Exercise instructions: Your job is to retype the records exactly while dropping every picture.

··· Supplied information ···

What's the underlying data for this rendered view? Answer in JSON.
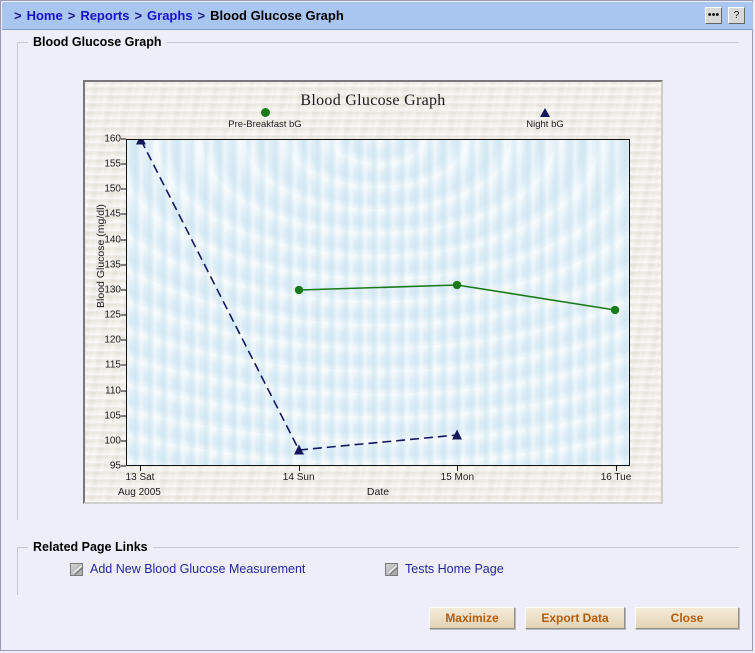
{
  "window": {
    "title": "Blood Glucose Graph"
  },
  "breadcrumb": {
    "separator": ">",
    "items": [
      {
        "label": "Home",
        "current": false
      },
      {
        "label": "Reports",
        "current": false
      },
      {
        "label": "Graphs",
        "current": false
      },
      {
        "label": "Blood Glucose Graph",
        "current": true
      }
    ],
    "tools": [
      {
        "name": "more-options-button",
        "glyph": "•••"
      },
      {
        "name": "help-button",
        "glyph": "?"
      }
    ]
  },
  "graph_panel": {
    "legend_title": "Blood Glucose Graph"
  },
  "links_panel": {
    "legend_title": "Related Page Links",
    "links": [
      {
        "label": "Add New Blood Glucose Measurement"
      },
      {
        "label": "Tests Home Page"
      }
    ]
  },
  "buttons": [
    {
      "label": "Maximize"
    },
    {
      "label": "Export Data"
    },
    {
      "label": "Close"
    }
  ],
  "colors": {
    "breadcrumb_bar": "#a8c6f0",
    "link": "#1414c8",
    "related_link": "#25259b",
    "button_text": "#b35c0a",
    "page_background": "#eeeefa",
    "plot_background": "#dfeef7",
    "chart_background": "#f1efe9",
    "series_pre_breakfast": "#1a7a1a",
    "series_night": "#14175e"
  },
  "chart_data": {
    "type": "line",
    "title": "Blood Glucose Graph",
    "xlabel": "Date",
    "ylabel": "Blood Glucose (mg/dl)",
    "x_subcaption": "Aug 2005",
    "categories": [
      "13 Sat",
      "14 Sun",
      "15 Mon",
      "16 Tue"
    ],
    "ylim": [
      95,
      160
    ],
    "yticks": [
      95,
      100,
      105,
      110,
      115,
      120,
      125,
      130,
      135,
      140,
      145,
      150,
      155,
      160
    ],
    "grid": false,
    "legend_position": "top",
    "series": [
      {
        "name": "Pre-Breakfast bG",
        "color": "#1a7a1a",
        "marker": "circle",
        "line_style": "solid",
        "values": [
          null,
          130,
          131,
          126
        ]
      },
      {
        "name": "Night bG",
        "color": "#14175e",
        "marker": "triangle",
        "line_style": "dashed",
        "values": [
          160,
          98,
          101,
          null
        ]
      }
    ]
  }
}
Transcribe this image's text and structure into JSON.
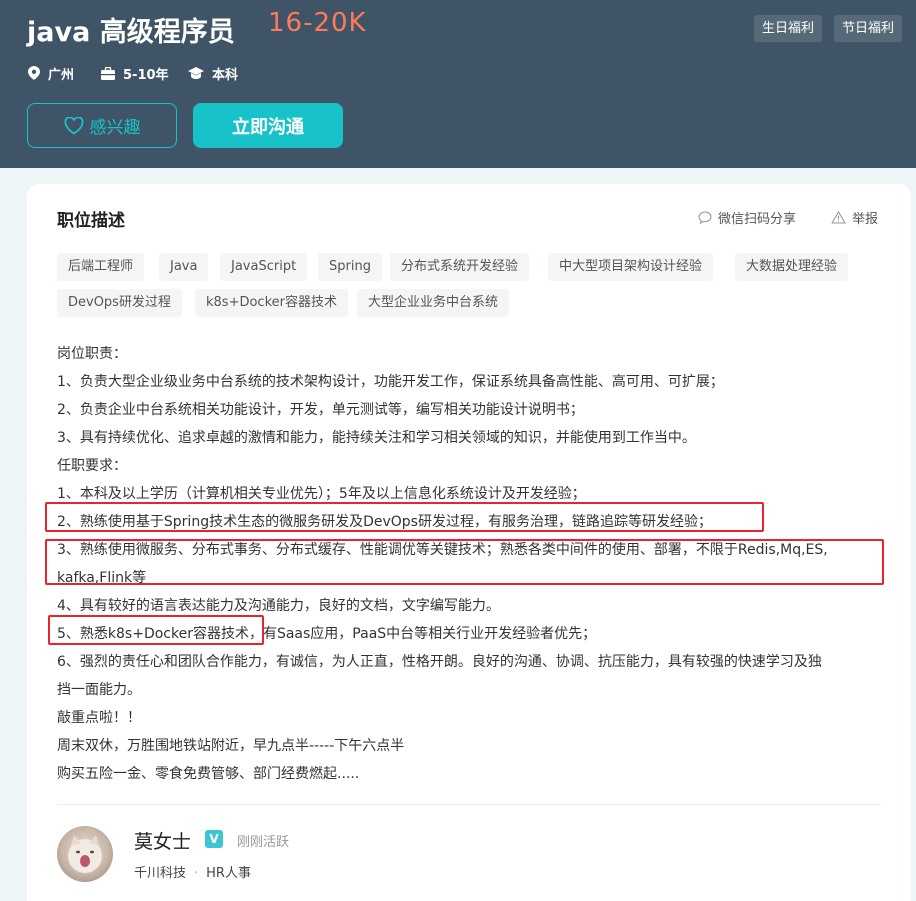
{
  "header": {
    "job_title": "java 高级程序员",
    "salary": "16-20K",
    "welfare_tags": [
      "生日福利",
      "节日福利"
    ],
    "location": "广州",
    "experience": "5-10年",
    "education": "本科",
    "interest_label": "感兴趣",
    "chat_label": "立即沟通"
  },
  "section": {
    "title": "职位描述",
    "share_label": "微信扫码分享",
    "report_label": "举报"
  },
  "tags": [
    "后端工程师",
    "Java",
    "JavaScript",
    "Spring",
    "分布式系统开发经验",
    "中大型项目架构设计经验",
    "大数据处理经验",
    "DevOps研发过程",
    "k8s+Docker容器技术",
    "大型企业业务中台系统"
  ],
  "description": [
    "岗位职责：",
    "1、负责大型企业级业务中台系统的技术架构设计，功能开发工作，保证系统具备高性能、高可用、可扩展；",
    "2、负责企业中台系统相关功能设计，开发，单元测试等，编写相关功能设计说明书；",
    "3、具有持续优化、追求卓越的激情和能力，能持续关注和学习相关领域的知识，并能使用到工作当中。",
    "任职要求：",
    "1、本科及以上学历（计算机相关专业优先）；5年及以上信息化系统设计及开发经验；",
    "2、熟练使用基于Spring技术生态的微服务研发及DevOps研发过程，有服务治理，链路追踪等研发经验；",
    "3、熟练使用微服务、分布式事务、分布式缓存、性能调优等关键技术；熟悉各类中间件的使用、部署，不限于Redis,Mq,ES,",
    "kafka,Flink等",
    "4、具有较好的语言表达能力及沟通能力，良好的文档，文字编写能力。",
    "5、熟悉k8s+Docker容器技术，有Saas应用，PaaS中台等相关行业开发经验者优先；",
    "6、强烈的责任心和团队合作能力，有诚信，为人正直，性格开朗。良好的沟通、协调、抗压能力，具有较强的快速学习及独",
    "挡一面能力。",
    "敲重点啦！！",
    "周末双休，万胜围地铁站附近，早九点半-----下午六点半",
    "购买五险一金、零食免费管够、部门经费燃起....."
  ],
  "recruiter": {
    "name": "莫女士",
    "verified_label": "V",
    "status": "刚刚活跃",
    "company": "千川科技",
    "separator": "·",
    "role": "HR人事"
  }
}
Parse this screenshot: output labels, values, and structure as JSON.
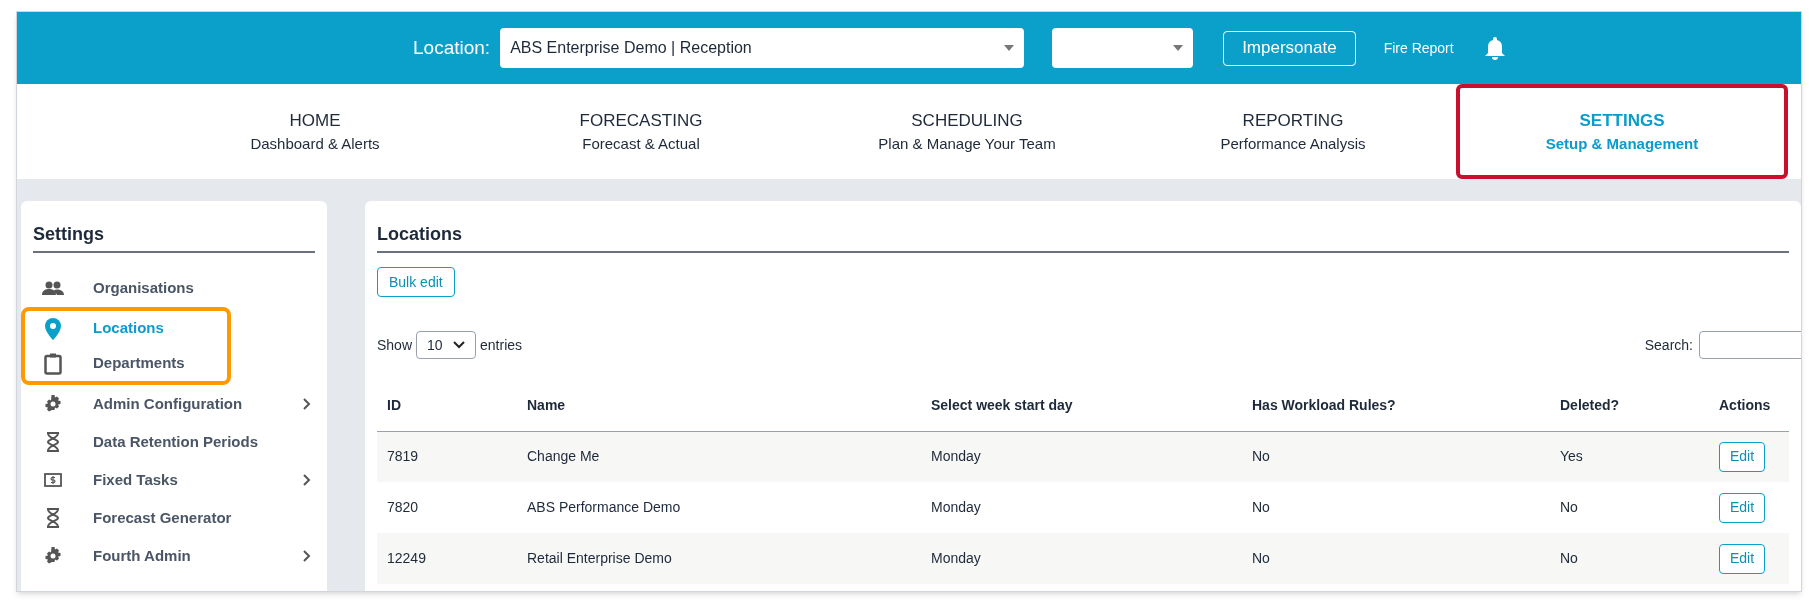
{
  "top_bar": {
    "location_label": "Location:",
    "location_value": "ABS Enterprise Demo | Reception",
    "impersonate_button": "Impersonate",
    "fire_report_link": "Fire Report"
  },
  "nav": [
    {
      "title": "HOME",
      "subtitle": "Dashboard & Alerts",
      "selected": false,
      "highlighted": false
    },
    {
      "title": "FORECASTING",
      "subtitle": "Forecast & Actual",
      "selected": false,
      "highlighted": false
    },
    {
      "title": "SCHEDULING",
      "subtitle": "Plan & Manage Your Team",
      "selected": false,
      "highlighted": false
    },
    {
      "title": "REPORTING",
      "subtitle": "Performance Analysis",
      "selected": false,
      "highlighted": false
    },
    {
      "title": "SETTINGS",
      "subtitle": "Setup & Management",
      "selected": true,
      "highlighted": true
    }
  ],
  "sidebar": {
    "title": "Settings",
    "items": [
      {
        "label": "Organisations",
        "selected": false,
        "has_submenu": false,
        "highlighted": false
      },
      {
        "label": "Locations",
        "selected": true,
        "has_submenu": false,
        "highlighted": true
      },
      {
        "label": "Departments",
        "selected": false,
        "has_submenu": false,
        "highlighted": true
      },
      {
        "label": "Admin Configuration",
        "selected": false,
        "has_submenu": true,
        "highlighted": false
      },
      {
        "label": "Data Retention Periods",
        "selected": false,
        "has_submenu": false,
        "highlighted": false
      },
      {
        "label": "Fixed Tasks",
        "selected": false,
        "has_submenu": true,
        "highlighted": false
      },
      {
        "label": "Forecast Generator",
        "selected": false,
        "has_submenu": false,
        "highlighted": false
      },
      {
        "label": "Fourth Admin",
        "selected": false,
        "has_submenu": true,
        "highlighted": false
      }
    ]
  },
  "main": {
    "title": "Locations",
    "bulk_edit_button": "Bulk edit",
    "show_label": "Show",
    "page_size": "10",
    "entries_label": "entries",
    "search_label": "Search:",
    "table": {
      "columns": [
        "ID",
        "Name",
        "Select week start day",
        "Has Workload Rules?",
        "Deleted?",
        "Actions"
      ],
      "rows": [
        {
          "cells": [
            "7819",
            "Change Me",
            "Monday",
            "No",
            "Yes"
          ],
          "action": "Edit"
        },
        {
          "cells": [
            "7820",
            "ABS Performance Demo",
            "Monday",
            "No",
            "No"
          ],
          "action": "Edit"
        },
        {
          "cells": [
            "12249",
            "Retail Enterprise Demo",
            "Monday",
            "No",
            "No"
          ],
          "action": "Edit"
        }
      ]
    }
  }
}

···

Solution to this task:
What's the underlying data for this rendered view? Answer in JSON.
{
  "window": {
    "title": "Blood Glucose Graph"
  },
  "breadcrumb": {
    "separator": ">",
    "items": [
      {
        "label": "Home",
        "current": false
      },
      {
        "label": "Reports",
        "current": false
      },
      {
        "label": "Graphs",
        "current": false
      },
      {
        "label": "Blood Glucose Graph",
        "current": true
      }
    ],
    "tools": [
      {
        "name": "more-options-button",
        "glyph": "•••"
      },
      {
        "name": "help-button",
        "glyph": "?"
      }
    ]
  },
  "graph_panel": {
    "legend_title": "Blood Glucose Graph"
  },
  "links_panel": {
    "legend_title": "Related Page Links",
    "links": [
      {
        "label": "Add New Blood Glucose Measurement"
      },
      {
        "label": "Tests Home Page"
      }
    ]
  },
  "buttons": [
    {
      "label": "Maximize"
    },
    {
      "label": "Export Data"
    },
    {
      "label": "Close"
    }
  ],
  "colors": {
    "breadcrumb_bar": "#a8c6f0",
    "link": "#1414c8",
    "related_link": "#25259b",
    "button_text": "#b35c0a",
    "page_background": "#eeeefa",
    "plot_background": "#dfeef7",
    "chart_background": "#f1efe9",
    "series_pre_breakfast": "#1a7a1a",
    "series_night": "#14175e"
  },
  "chart_data": {
    "type": "line",
    "title": "Blood Glucose Graph",
    "xlabel": "Date",
    "ylabel": "Blood Glucose (mg/dl)",
    "x_subcaption": "Aug 2005",
    "categories": [
      "13 Sat",
      "14 Sun",
      "15 Mon",
      "16 Tue"
    ],
    "ylim": [
      95,
      160
    ],
    "yticks": [
      95,
      100,
      105,
      110,
      115,
      120,
      125,
      130,
      135,
      140,
      145,
      150,
      155,
      160
    ],
    "grid": false,
    "legend_position": "top",
    "series": [
      {
        "name": "Pre-Breakfast bG",
        "color": "#1a7a1a",
        "marker": "circle",
        "line_style": "solid",
        "values": [
          null,
          130,
          131,
          126
        ]
      },
      {
        "name": "Night bG",
        "color": "#14175e",
        "marker": "triangle",
        "line_style": "dashed",
        "values": [
          160,
          98,
          101,
          null
        ]
      }
    ]
  }
}
Transcribe this image's text and structure into JSON.
{
  "header": {
    "job_title": "java 高级程序员",
    "salary": "16-20K",
    "welfare_tags": [
      "生日福利",
      "节日福利"
    ],
    "location": "广州",
    "experience": "5-10年",
    "education": "本科",
    "interest_label": "感兴趣",
    "chat_label": "立即沟通"
  },
  "section": {
    "title": "职位描述",
    "share_label": "微信扫码分享",
    "report_label": "举报"
  },
  "tags": [
    "后端工程师",
    "Java",
    "JavaScript",
    "Spring",
    "分布式系统开发经验",
    "中大型项目架构设计经验",
    "大数据处理经验",
    "DevOps研发过程",
    "k8s+Docker容器技术",
    "大型企业业务中台系统"
  ],
  "description": [
    "岗位职责：",
    "1、负责大型企业级业务中台系统的技术架构设计，功能开发工作，保证系统具备高性能、高可用、可扩展；",
    "2、负责企业中台系统相关功能设计，开发，单元测试等，编写相关功能设计说明书；",
    "3、具有持续优化、追求卓越的激情和能力，能持续关注和学习相关领域的知识，并能使用到工作当中。",
    "任职要求：",
    "1、本科及以上学历（计算机相关专业优先）；5年及以上信息化系统设计及开发经验；",
    "2、熟练使用基于Spring技术生态的微服务研发及DevOps研发过程，有服务治理，链路追踪等研发经验；",
    "3、熟练使用微服务、分布式事务、分布式缓存、性能调优等关键技术；熟悉各类中间件的使用、部署，不限于Redis,Mq,ES,",
    "kafka,Flink等",
    "4、具有较好的语言表达能力及沟通能力，良好的文档，文字编写能力。",
    "5、熟悉k8s+Docker容器技术，有Saas应用，PaaS中台等相关行业开发经验者优先；",
    "6、强烈的责任心和团队合作能力，有诚信，为人正直，性格开朗。良好的沟通、协调、抗压能力，具有较强的快速学习及独",
    "挡一面能力。",
    "敲重点啦！！",
    "周末双休，万胜围地铁站附近，早九点半-----下午六点半",
    "购买五险一金、零食免费管够、部门经费燃起....."
  ],
  "recruiter": {
    "name": "莫女士",
    "verified_label": "V",
    "status": "刚刚活跃",
    "company": "千川科技",
    "separator": "·",
    "role": "HR人事"
  }
}
Parse this screenshot: output labels, values, and structure as JSON.
{
  "top_bar": {
    "location_label": "Location:",
    "location_value": "ABS Enterprise Demo | Reception",
    "impersonate_button": "Impersonate",
    "fire_report_link": "Fire Report"
  },
  "nav": [
    {
      "title": "HOME",
      "subtitle": "Dashboard & Alerts",
      "selected": false,
      "highlighted": false
    },
    {
      "title": "FORECASTING",
      "subtitle": "Forecast & Actual",
      "selected": false,
      "highlighted": false
    },
    {
      "title": "SCHEDULING",
      "subtitle": "Plan & Manage Your Team",
      "selected": false,
      "highlighted": false
    },
    {
      "title": "REPORTING",
      "subtitle": "Performance Analysis",
      "selected": false,
      "highlighted": false
    },
    {
      "title": "SETTINGS",
      "subtitle": "Setup & Management",
      "selected": true,
      "highlighted": true
    }
  ],
  "sidebar": {
    "title": "Settings",
    "items": [
      {
        "label": "Organisations",
        "selected": false,
        "has_submenu": false,
        "highlighted": false
      },
      {
        "label": "Locations",
        "selected": true,
        "has_submenu": false,
        "highlighted": true
      },
      {
        "label": "Departments",
        "selected": false,
        "has_submenu": false,
        "highlighted": true
      },
      {
        "label": "Admin Configuration",
        "selected": false,
        "has_submenu": true,
        "highlighted": false
      },
      {
        "label": "Data Retention Periods",
        "selected": false,
        "has_submenu": false,
        "highlighted": false
      },
      {
        "label": "Fixed Tasks",
        "selected": false,
        "has_submenu": true,
        "highlighted": false
      },
      {
        "label": "Forecast Generator",
        "selected": false,
        "has_submenu": false,
        "highlighted": false
      },
      {
        "label": "Fourth Admin",
        "selected": false,
        "has_submenu": true,
        "highlighted": false
      }
    ]
  },
  "main": {
    "title": "Locations",
    "bulk_edit_button": "Bulk edit",
    "show_label": "Show",
    "page_size": "10",
    "entries_label": "entries",
    "search_label": "Search:",
    "table": {
      "columns": [
        "ID",
        "Name",
        "Select week start day",
        "Has Workload Rules?",
        "Deleted?",
        "Actions"
      ],
      "rows": [
        {
          "cells": [
            "7819",
            "Change Me",
            "Monday",
            "No",
            "Yes"
          ],
          "action": "Edit"
        },
        {
          "cells": [
            "7820",
            "ABS Performance Demo",
            "Monday",
            "No",
            "No"
          ],
          "action": "Edit"
        },
        {
          "cells": [
            "12249",
            "Retail Enterprise Demo",
            "Monday",
            "No",
            "No"
          ],
          "action": "Edit"
        }
      ]
    }
  }
}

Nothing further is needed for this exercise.